Innovation is definitely a complex endeavor that requires the orchestration of multiple dimensions. Without doubt, unless an organization's leadership has thought out the structures, processes, metrics, rewards systems, and knowledge and skills required to advance their innovation agenda, they will not be successful.

However, this is not to say that there's nothing to be done at the front-line of organizations to advance innovation. Interestingly, many instances of innovation occur not because of management, but despite of management!

In this Blog, I'll be sharing some ideas on how innovation can be driven from the bottom-up. It's a long awaited complement to all the important research and literature on how to drive innovation from the top-down.

Let's see what develops.

Ulises Pabon

Tuesday, November 24, 2009

If you want to think big, start small.

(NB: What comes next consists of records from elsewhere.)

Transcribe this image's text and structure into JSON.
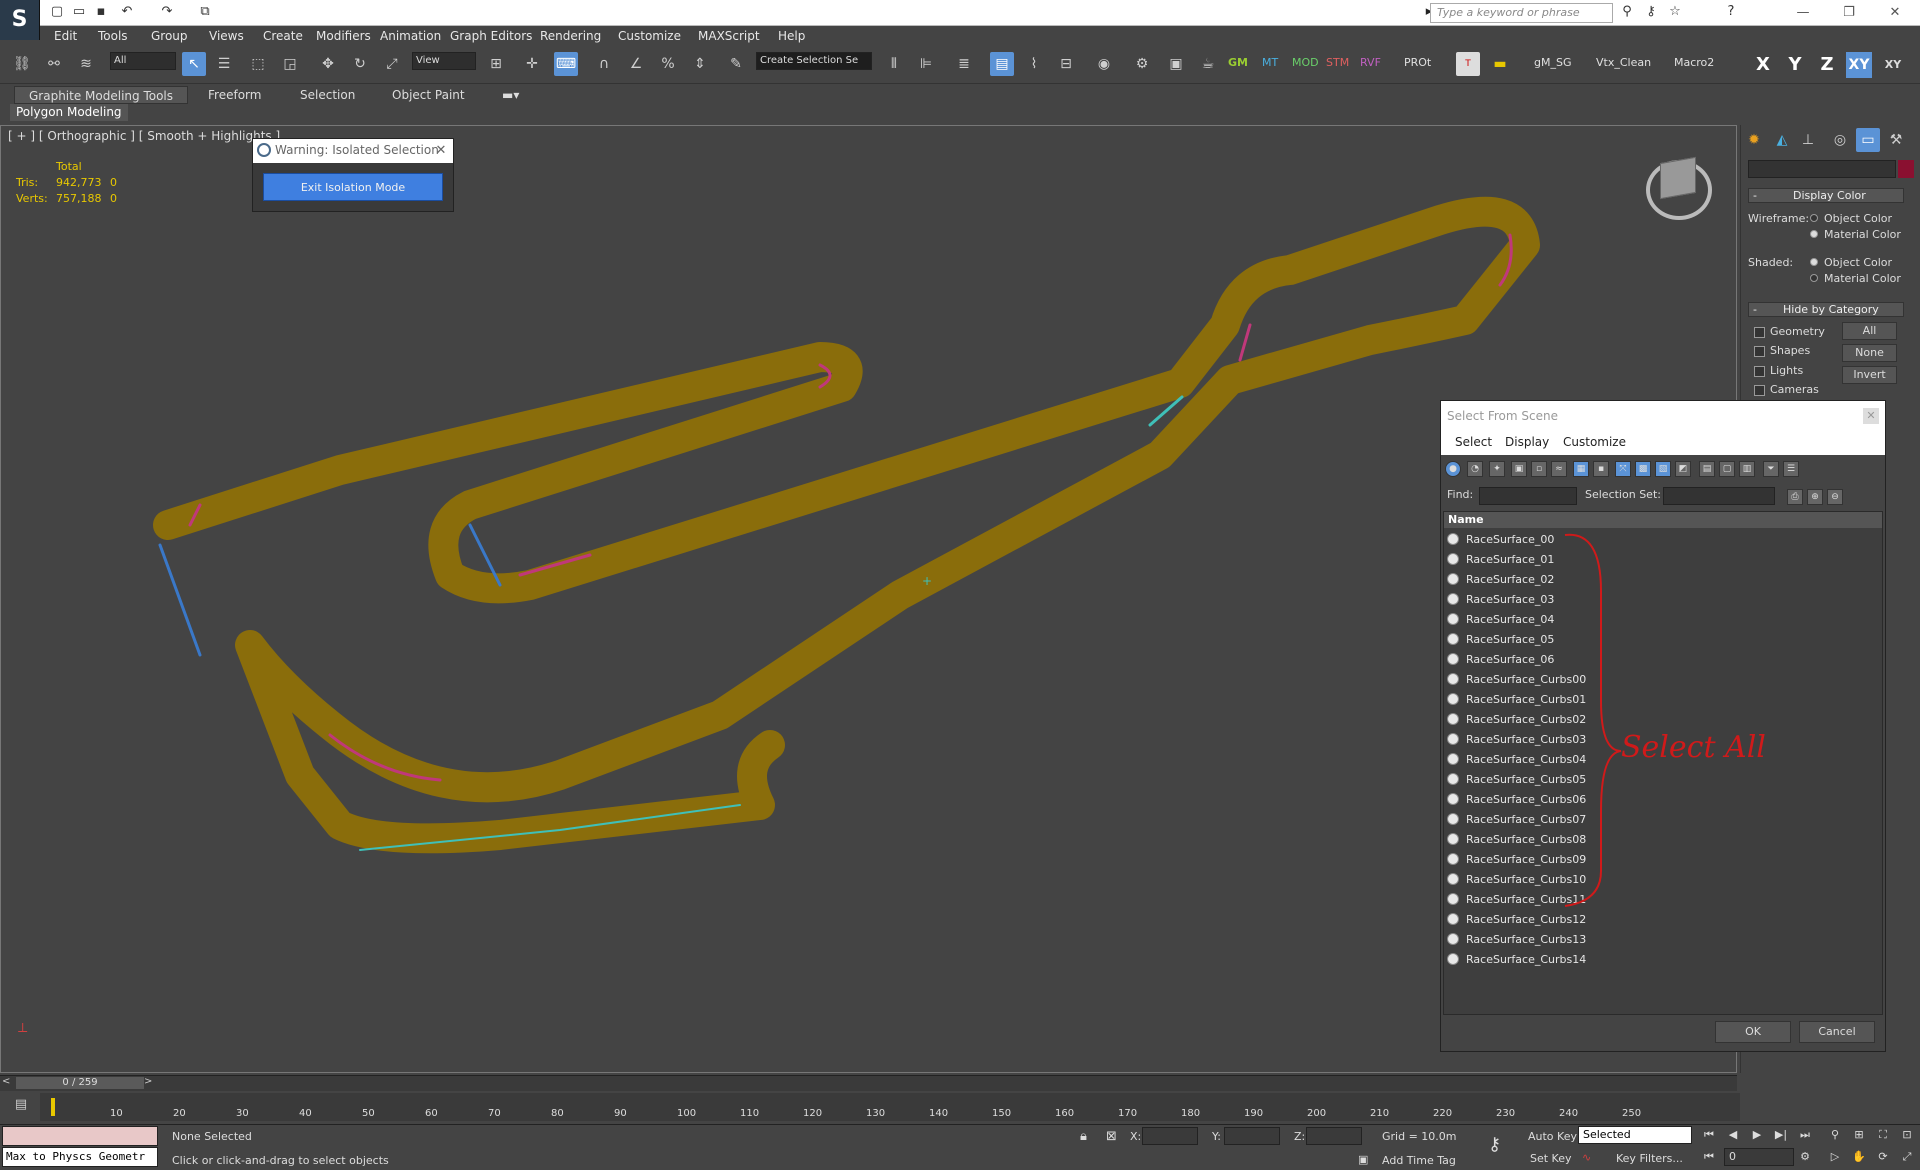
{
  "app": {
    "logo_text": "S"
  },
  "search": {
    "placeholder": "Type a keyword or phrase"
  },
  "menu": [
    "Edit",
    "Tools",
    "Group",
    "Views",
    "Create",
    "Modifiers",
    "Animation",
    "Graph Editors",
    "Rendering",
    "Customize",
    "MAXScript",
    "Help"
  ],
  "toolbar": {
    "filter_value": "All",
    "ref_coord": "View",
    "selection_set": "Create Selection Se",
    "scripts": [
      "GM",
      "MT",
      "MOD",
      "STM",
      "RVF",
      "PROt",
      "gM_SG",
      "Vtx_Clean",
      "Macro2"
    ],
    "axes": [
      "X",
      "Y",
      "Z",
      "XY"
    ]
  },
  "ribbon": {
    "tabs": [
      "Graphite Modeling Tools",
      "Freeform",
      "Selection",
      "Object Paint"
    ],
    "panel_label": "Polygon Modeling"
  },
  "viewport": {
    "label": "[ + ] [ Orthographic ] [ Smooth + Highlights ]",
    "stats": {
      "header": "Total",
      "tris_label": "Tris:",
      "tris": "942,773",
      "tris_sel": "0",
      "verts_label": "Verts:",
      "verts": "757,188",
      "verts_sel": "0"
    },
    "colors": {
      "track": "#8a6d0b",
      "curb_blue": "#3a78c8",
      "curb_pink": "#c0387a",
      "curb_teal": "#3fc0b8"
    }
  },
  "warning": {
    "title": "Warning: Isolated Selection",
    "button": "Exit Isolation Mode"
  },
  "command_panel": {
    "display_color": {
      "title": "Display Color",
      "wireframe_label": "Wireframe:",
      "shaded_label": "Shaded:",
      "opt_object": "Object Color",
      "opt_material": "Material Color"
    },
    "hide_by_category": {
      "title": "Hide by Category",
      "items": [
        "Geometry",
        "Shapes",
        "Lights",
        "Cameras"
      ],
      "buttons": [
        "All",
        "None",
        "Invert"
      ]
    }
  },
  "select_from_scene": {
    "title": "Select From Scene",
    "menus": [
      "Select",
      "Display",
      "Customize"
    ],
    "find_label": "Find:",
    "selection_set_label": "Selection Set:",
    "column_name": "Name",
    "objects": [
      "RaceSurface_00",
      "RaceSurface_01",
      "RaceSurface_02",
      "RaceSurface_03",
      "RaceSurface_04",
      "RaceSurface_05",
      "RaceSurface_06",
      "RaceSurface_Curbs00",
      "RaceSurface_Curbs01",
      "RaceSurface_Curbs02",
      "RaceSurface_Curbs03",
      "RaceSurface_Curbs04",
      "RaceSurface_Curbs05",
      "RaceSurface_Curbs06",
      "RaceSurface_Curbs07",
      "RaceSurface_Curbs08",
      "RaceSurface_Curbs09",
      "RaceSurface_Curbs10",
      "RaceSurface_Curbs11",
      "RaceSurface_Curbs12",
      "RaceSurface_Curbs13",
      "RaceSurface_Curbs14"
    ],
    "ok": "OK",
    "cancel": "Cancel",
    "annotation": "Select All"
  },
  "timeline": {
    "frame": "0 / 259",
    "ticks": [
      "10",
      "20",
      "30",
      "40",
      "50",
      "60",
      "70",
      "80",
      "90",
      "100",
      "110",
      "120",
      "130",
      "140",
      "150",
      "160",
      "170",
      "180",
      "190",
      "200",
      "210",
      "220",
      "230",
      "240",
      "250"
    ]
  },
  "status": {
    "script_listener": "Max to Physcs Geometr",
    "selection": "None Selected",
    "prompt": "Click or click-and-drag to select objects",
    "x_label": "X:",
    "y_label": "Y:",
    "z_label": "Z:",
    "grid": "Grid = 10.0m",
    "add_time_tag": "Add Time Tag",
    "auto_key": "Auto Key",
    "set_key": "Set Key",
    "key_mode": "Selected",
    "key_filters": "Key Filters...",
    "frame_field": "0"
  }
}
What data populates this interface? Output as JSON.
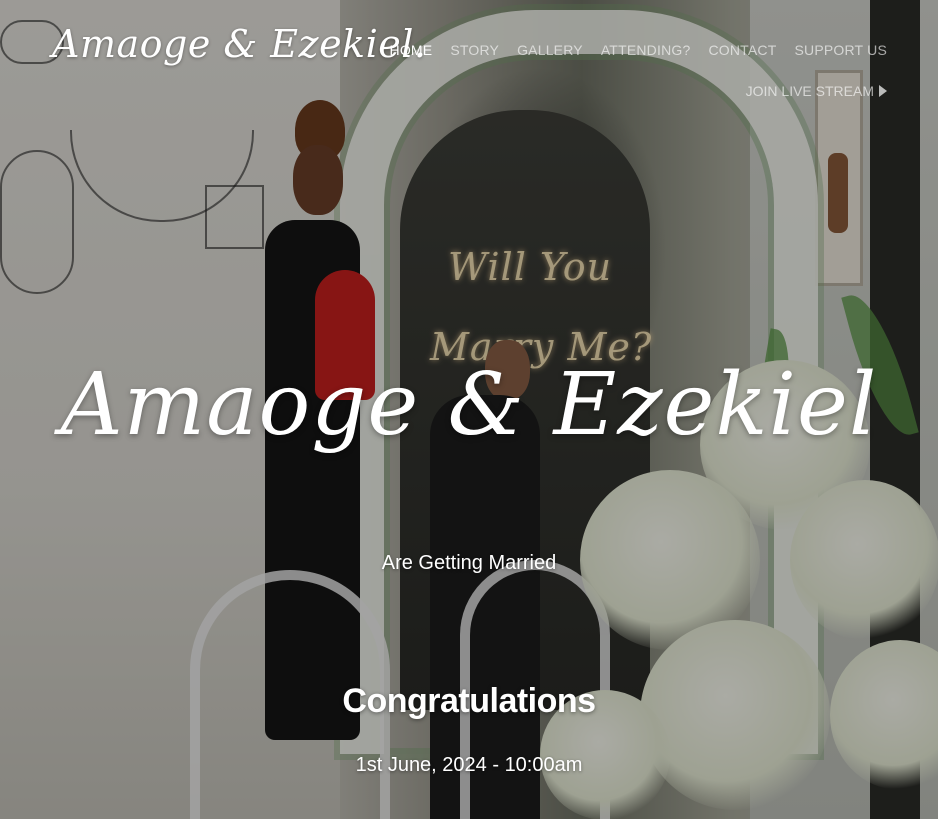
{
  "header": {
    "logo_text": "Amaoge & Ezekiel.",
    "nav": [
      {
        "label": "HOME",
        "active": true
      },
      {
        "label": "STORY",
        "active": false
      },
      {
        "label": "GALLERY",
        "active": false
      },
      {
        "label": "ATTENDING?",
        "active": false
      },
      {
        "label": "CONTACT",
        "active": false
      },
      {
        "label": "SUPPORT US",
        "active": false
      }
    ],
    "live_stream_label": "JOIN LIVE STREAM"
  },
  "hero": {
    "title": "Amaoge & Ezekiel",
    "subtitle": "Are Getting Married",
    "congrats": "Congratulations",
    "date": "1st June, 2024 - 10:00am"
  },
  "icons": {
    "live_stream": "play-icon"
  },
  "colors": {
    "text": "#ffffff",
    "nav_inactive": "rgba(255,255,255,0.62)",
    "bouquet": "#c8201e"
  }
}
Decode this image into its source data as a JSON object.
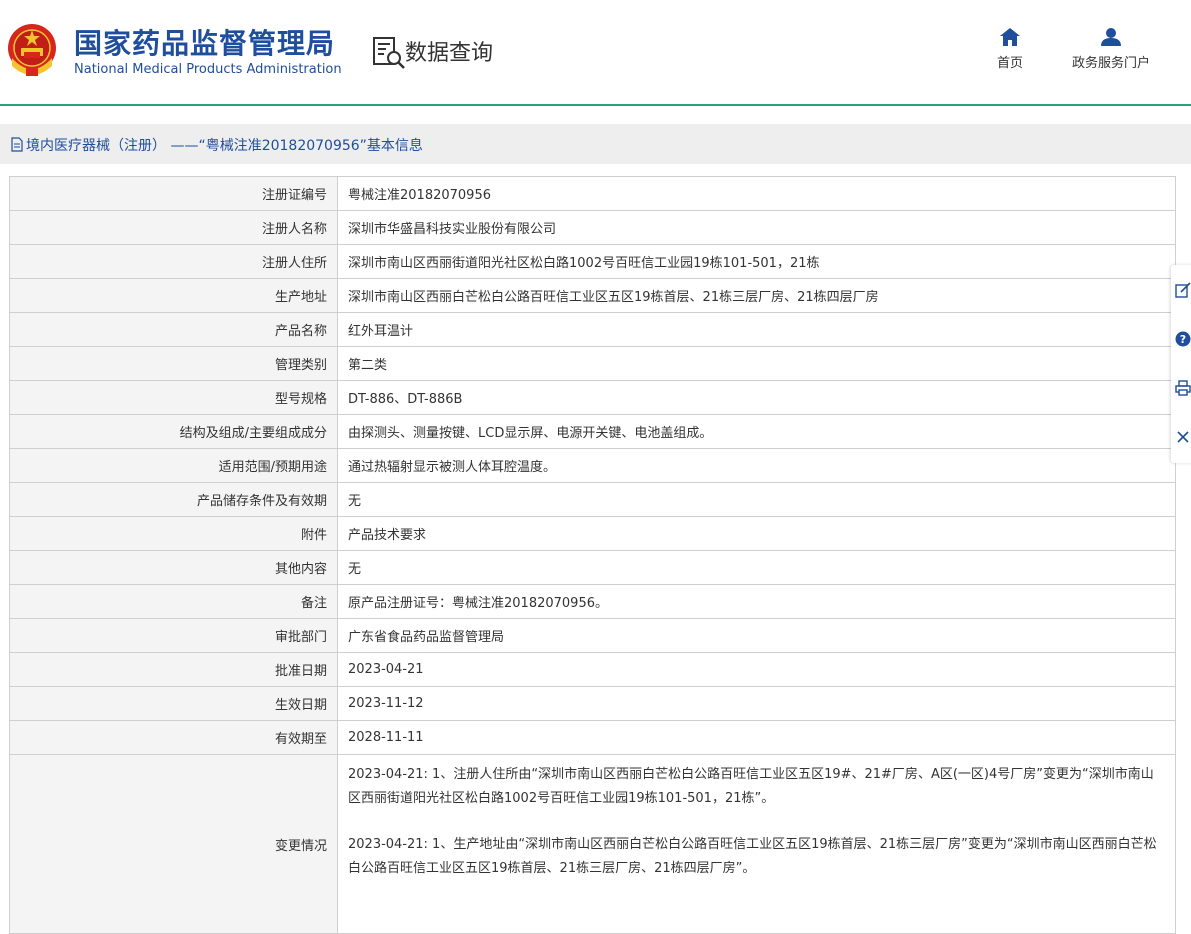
{
  "header": {
    "site_title_cn": "国家药品监督管理局",
    "site_title_en": "National Medical Products Administration",
    "section_title": "数据查询",
    "nav": [
      {
        "label": "首页",
        "icon": "home-icon"
      },
      {
        "label": "政务服务门户",
        "icon": "user-icon"
      }
    ],
    "accent_color": "#1f4e9c",
    "line_color": "#27a37b"
  },
  "title_bar": {
    "text": "境内医疗器械（注册）  ——“粤械注准20182070956”基本信息"
  },
  "rows": [
    {
      "label": "注册证编号",
      "value": "粤械注准20182070956"
    },
    {
      "label": "注册人名称",
      "value": "深圳市华盛昌科技实业股份有限公司"
    },
    {
      "label": "注册人住所",
      "value": "深圳市南山区西丽街道阳光社区松白路1002号百旺信工业园19栋101-501，21栋"
    },
    {
      "label": "生产地址",
      "value": "深圳市南山区西丽白芒松白公路百旺信工业区五区19栋首层、21栋三层厂房、21栋四层厂房"
    },
    {
      "label": "产品名称",
      "value": "红外耳温计"
    },
    {
      "label": "管理类别",
      "value": "第二类"
    },
    {
      "label": "型号规格",
      "value": "DT-886、DT-886B"
    },
    {
      "label": "结构及组成/主要组成成分",
      "value": "由探测头、测量按键、LCD显示屏、电源开关键、电池盖组成。"
    },
    {
      "label": "适用范围/预期用途",
      "value": "通过热辐射显示被测人体耳腔温度。"
    },
    {
      "label": "产品储存条件及有效期",
      "value": "无"
    },
    {
      "label": "附件",
      "value": "产品技术要求"
    },
    {
      "label": "其他内容",
      "value": "无"
    },
    {
      "label": "备注",
      "value": "原产品注册证号：粤械注准20182070956。"
    },
    {
      "label": "审批部门",
      "value": "广东省食品药品监督管理局"
    },
    {
      "label": "批准日期",
      "value": "2023-04-21"
    },
    {
      "label": "生效日期",
      "value": "2023-11-12"
    },
    {
      "label": "有效期至",
      "value": "2028-11-11"
    }
  ],
  "changes": {
    "label": "变更情况",
    "items": [
      "2023-04-21: 1、注册人住所由“深圳市南山区西丽白芒松白公路百旺信工业区五区19#、21#厂房、A区(一区)4号厂房”变更为“深圳市南山区西丽街道阳光社区松白路1002号百旺信工业园19栋101-501，21栋”。",
      "2023-04-21: 1、生产地址由“深圳市南山区西丽白芒松白公路百旺信工业区五区19栋首层、21栋三层厂房”变更为“深圳市南山区西丽白芒松白公路百旺信工业区五区19栋首层、21栋三层厂房、21栋四层厂房”。"
    ]
  },
  "float_tools": [
    "edit-icon",
    "help-icon",
    "print-icon",
    "close-icon"
  ]
}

That's the title of chapter 38 from Alan M. Webber's (Co-founder of Fast Company Magazine) RULES OF THUMB; 52 Truths for Winning at Business Without Losing Yourself. In it, Alan succinctly presents the now legendary story of Muhammad Yanus. What began as a $27 loan to liberate 42 people in the village of Jobra, India from loan sharks mushroomed into the Grameen Bank and a Noble Prize (see related blog entry below on April 5, 2009).

In Alan's words: "... Yanus didn't set out from home one morning with the goal of ending poverty in Bangladesh or raising tens of millions of people around the world out of poverty. He wasn't thinking about starting a bank or a social movement. He certainly wasn't game-planning to win the Noble Peace Prize. He saw a woman in a village who needed help and, decided he could not not help her."

Rule 38: "If you want to think big, start small" resonates in the heart and mind of Bottom-Up innovators. The point is: whatever you feel passionate about and compelled to drive, do it! Welcome experimentation. Don't over-engineer a solution or wait for perfection. Alan's advice is "Start small. If it works, keep doing it. If it doesn't work, change what you're doing until you find something that does work."

Bottom-Up Innovation is all about starting small. We need to remind ourselves, in the heat of the battle, to never underestimate the repercussions of small actions.

While RULES OF THUMB is not a manifesto for Bottom-Up Innovators, it's packed with good advice and definitely a recommended read.

If you want to think big, start small.